That Greens have apparently muted the far right’s surge is cause for hope, but the fact that the far right maintains healthy representation threatens to cement them as a settled feature of Europe’s political landscape. However much they embrace climate rhetoric, no country run by the far right is going to decarbonize as fast as the moment demands, if at all—and may well sabotage the kind of cooperation needed to take on the problem at scale. What’s just as troubling is that the roughly one degree Celsius of warming we’re already on track to experience could play out in a world in which they carry influence, either directly or indirectly, as nervous centrists adopt xenophobic, exclusionary policies to avoid losing electoral ground.
The horror of climate change isn’t in the intrinsic violence of hurricanes or heat waves, but in the ways societies choose to deal with and prepare for them. Calls for a Green New Deal promise not just to bring down emissions as quickly as possible, but to rewrite the social contract that will govern how we respond to climate change. Will we ensure those displaced by rising seas enjoy a dignified quality of life, or turn them away at our borders? Will we enforce cruelly rigid definitions of who belongs and who doesn’t as climate change prompts what will likely be the largest mass migration in human history, or build a society strong enough to welcome newcomers with open arms and generous public services?
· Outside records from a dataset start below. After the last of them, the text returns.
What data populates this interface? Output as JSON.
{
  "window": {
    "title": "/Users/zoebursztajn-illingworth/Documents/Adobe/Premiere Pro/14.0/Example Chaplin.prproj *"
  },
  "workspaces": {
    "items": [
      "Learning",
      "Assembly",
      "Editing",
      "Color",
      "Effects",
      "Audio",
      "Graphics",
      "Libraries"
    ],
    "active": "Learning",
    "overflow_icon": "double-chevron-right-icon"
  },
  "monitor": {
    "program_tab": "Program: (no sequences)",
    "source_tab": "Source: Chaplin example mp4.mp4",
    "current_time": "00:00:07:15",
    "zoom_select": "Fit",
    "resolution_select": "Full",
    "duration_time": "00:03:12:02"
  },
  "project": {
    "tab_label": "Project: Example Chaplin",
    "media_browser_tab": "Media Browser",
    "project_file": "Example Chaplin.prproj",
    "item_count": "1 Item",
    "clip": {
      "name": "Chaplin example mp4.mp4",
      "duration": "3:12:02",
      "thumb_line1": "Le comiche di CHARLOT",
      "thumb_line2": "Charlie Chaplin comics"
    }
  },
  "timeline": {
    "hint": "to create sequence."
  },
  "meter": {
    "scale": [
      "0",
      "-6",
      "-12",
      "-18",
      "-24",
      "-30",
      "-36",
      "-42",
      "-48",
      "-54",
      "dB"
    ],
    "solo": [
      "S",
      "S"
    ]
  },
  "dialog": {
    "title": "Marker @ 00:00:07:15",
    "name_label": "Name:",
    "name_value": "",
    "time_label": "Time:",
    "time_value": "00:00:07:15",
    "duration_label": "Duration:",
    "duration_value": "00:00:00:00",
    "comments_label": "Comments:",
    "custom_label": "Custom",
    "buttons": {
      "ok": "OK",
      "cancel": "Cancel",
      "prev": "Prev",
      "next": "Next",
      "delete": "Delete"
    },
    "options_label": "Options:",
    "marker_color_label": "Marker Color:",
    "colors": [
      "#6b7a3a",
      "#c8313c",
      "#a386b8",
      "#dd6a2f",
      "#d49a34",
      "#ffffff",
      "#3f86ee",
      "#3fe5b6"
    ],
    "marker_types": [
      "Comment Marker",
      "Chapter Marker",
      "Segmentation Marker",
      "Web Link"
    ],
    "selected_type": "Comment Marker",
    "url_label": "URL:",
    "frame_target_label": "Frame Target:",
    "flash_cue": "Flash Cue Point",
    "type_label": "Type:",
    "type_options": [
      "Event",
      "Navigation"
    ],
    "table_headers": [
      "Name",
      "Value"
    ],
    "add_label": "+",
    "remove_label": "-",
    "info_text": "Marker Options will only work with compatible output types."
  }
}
The climate crisis is the foundation on which the politics of the twenty-first century will be built. Claiming to believe in the science behind it—still an applause line for many U.S. Democrats—doesn’t carry any more rhetorical weight than claiming, proudly and defiantly, to believe in gravity. The xenophobic right is beginning to catch on to what an opportunity this crisis represents for them, and the potent political capital of promising to prevent the end of the world.
Kate Aronoff is a fellow at the Type Media Center and a member of Dissent’s editorial board.